One of the men aboard a plane grounded near Buenos Aires has ties to Iran's Quds Force, Paraguay's intelligence chief said Friday, despite claims by Argentina that no evidence links the case to Tehran's overseas intelligence.
Intelligence chief Esteban Aquino told AFP that Captain Gholamreza Ghasemi did not merely share a name with a member of the Force -- an arm of Iran's Revolutionary Guards which is listed as a terrorist organization by the United States -- but is in fact the same man.
Argentine Minister of Security Anibal Fernandez responded Friday that while the Paraguayan official "has his right to say whatever he wants... I'm not going to talk about conjecture."
"We abide by due process.
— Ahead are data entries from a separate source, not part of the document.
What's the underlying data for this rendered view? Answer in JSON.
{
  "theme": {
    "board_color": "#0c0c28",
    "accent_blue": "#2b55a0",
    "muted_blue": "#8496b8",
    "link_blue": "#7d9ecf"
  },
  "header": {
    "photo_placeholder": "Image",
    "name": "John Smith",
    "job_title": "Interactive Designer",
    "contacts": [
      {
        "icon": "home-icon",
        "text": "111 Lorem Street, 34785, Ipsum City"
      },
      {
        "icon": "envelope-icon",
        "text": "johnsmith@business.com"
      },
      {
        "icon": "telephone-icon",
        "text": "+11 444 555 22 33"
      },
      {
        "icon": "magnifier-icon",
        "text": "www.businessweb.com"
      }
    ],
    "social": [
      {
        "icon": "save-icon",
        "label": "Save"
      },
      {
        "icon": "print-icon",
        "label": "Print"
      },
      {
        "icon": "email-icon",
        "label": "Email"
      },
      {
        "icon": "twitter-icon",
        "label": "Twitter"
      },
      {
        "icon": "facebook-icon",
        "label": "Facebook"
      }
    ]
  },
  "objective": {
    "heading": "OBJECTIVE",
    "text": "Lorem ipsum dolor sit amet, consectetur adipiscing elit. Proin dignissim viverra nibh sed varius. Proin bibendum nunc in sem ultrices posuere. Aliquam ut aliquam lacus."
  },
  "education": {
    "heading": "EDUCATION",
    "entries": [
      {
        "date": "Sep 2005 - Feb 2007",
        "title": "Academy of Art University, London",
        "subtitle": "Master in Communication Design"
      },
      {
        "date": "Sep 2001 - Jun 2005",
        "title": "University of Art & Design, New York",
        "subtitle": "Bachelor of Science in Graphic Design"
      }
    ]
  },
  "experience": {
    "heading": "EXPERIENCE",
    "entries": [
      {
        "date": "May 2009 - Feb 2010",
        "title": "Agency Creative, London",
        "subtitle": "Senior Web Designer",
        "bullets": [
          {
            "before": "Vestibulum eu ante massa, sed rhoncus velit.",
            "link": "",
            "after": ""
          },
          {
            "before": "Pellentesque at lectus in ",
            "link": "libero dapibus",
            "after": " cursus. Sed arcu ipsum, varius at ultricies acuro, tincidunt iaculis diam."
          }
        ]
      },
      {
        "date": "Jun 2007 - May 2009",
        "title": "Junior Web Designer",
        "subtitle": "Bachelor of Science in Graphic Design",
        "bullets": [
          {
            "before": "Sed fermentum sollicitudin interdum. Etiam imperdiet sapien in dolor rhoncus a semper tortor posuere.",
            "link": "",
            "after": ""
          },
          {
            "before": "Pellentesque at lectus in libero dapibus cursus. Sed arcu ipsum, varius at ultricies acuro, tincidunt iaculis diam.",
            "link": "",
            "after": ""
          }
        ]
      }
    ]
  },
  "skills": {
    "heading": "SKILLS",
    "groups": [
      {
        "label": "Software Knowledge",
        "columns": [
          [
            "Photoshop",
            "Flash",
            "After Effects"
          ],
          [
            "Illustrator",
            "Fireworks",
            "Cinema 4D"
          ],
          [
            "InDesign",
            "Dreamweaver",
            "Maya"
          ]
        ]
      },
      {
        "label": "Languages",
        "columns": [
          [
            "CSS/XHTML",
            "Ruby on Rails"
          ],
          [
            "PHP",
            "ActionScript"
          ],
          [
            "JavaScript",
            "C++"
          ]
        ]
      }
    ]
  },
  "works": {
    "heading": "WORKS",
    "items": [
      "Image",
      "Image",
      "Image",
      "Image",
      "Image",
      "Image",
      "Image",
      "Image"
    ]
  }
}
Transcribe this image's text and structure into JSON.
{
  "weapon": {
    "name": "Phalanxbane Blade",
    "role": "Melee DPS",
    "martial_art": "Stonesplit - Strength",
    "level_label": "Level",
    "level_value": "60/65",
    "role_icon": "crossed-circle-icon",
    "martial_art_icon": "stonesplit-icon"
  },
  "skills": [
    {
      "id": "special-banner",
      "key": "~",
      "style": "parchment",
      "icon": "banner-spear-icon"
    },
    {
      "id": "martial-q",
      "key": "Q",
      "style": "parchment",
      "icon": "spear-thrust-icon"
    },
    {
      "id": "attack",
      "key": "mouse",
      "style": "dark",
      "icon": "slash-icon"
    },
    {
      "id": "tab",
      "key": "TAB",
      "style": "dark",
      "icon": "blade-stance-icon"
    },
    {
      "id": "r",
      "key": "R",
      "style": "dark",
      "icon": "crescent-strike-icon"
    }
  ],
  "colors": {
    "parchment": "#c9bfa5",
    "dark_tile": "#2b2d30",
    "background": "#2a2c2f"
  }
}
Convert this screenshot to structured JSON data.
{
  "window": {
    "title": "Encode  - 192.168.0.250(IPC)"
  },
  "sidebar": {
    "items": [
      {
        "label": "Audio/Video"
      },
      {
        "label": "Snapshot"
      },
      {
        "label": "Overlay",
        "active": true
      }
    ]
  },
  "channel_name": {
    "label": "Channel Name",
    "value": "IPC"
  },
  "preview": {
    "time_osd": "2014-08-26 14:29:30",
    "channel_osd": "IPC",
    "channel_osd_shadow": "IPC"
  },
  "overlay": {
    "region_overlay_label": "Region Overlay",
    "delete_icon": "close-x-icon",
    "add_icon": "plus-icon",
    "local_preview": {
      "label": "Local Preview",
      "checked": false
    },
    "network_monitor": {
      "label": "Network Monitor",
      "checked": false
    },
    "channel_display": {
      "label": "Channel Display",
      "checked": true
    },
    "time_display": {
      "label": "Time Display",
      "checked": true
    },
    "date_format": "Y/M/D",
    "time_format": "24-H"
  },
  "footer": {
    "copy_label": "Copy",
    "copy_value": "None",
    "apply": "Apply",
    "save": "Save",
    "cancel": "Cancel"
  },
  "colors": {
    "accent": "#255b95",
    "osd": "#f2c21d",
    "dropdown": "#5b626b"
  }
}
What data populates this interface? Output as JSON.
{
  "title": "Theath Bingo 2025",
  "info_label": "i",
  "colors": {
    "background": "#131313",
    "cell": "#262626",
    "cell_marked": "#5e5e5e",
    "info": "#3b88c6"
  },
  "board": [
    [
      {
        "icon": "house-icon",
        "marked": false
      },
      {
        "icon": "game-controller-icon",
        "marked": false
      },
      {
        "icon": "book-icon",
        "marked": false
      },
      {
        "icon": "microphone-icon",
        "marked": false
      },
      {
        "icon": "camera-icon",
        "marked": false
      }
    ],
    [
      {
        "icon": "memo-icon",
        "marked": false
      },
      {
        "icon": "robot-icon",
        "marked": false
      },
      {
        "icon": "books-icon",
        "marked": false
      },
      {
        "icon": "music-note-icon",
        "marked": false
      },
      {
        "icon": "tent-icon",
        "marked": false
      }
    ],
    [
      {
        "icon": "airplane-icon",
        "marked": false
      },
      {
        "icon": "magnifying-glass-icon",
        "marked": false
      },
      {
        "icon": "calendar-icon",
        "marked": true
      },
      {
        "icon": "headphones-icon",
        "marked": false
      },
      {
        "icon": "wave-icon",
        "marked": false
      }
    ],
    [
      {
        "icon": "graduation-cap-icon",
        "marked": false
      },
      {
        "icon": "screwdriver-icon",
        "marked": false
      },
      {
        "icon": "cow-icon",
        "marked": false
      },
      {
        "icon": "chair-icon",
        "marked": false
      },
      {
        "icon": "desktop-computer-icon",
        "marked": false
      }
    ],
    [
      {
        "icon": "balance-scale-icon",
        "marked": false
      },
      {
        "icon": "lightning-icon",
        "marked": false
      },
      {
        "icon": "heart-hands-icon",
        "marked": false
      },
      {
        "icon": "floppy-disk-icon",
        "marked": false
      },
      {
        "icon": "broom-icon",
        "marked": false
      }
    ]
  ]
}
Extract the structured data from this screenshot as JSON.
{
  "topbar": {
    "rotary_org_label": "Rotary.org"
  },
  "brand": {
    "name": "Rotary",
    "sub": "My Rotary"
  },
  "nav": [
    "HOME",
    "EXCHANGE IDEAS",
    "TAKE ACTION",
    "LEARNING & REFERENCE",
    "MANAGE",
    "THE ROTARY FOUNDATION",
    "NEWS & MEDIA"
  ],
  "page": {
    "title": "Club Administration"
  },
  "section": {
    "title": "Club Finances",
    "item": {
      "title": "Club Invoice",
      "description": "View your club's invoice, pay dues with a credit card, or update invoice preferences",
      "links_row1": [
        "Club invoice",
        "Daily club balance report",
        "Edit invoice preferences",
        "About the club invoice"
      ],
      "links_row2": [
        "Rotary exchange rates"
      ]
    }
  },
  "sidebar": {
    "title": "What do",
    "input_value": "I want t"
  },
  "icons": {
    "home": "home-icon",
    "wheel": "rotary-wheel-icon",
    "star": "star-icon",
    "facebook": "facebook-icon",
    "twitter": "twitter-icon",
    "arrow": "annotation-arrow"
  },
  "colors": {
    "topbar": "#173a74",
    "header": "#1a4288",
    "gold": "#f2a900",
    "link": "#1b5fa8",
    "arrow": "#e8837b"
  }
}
And according to the official documentation, there is no specific relationship with terrorist organizations, according to all the databases," Fernandez told AM750 radio.
The Boeing 747 cargo plane, reportedly carrying car parts, has been held at an Argentine airport since Wednesday last week, with its 14 Venezuelan and five Iranian crew members prevented from leaving the country pending an investigation.
On Monday, Argentine officials raised suspicions of a link between the flight and the Revolutionary Guards.
The plane arrived in Argentina from Mexico on June 6, before trying to fly to Uruguay two days later, where it was refused entry.
Uruguay's Interior Minister Luis Alberto Heber said Tuesday the country had been responding to a "formal warning from Paraguayan intelligence."
It then returned to Argentina where it has been grounded ever since.
The plane belongs to Emtrasur, a subsidiary of Venezuela's Conviasa, which is under US sanctions.
Paraguay on Tuesday said it had information that seven crew on the plane, which stopped in the country in May, were Quds Force members.
Iran has said the plane was sold to a Venezuelan company by Tehran's Mahan Air last year.
The United States has accused Mahan Air of links to the Revolutionary Guards.